■ TASK REQUIREMENTS
Pull out every line below containing the word "Gestion".

[DATA PROVIDED]

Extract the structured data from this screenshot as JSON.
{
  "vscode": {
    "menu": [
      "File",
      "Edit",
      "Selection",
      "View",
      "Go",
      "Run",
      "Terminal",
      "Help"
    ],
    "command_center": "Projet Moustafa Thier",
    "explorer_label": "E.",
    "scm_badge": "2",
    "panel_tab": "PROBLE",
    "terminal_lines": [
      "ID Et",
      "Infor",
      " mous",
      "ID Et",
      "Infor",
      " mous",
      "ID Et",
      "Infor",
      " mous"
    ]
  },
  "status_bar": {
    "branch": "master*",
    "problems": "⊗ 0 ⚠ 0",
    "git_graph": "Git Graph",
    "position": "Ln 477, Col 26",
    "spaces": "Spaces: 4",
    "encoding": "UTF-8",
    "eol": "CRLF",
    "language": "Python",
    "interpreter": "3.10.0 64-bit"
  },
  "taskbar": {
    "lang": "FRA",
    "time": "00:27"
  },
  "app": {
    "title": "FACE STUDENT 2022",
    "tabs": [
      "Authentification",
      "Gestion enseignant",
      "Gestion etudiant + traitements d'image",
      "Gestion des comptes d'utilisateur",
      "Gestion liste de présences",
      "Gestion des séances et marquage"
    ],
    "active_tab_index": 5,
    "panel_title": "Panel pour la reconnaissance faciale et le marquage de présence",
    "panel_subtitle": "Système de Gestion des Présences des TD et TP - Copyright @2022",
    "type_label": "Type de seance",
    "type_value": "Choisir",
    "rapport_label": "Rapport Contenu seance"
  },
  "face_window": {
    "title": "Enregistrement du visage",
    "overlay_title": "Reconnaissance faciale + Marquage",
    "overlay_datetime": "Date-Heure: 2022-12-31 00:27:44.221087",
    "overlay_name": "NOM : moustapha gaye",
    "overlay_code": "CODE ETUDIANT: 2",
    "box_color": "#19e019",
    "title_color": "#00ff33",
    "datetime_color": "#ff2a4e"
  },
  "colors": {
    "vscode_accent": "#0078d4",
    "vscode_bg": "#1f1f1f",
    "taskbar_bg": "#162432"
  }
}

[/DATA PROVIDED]

■ WRITTEN RESPONSE
      "Gestion enseignant",
      "Gestion etudiant + traitements d'image",
      "Gestion des comptes d'utilisateur",
      "Gestion liste de présences",
      "Gestion des séances et marquage"
    "panel_subtitle": "Système de Gestion des Présences des TD et TP - Copyright @2022",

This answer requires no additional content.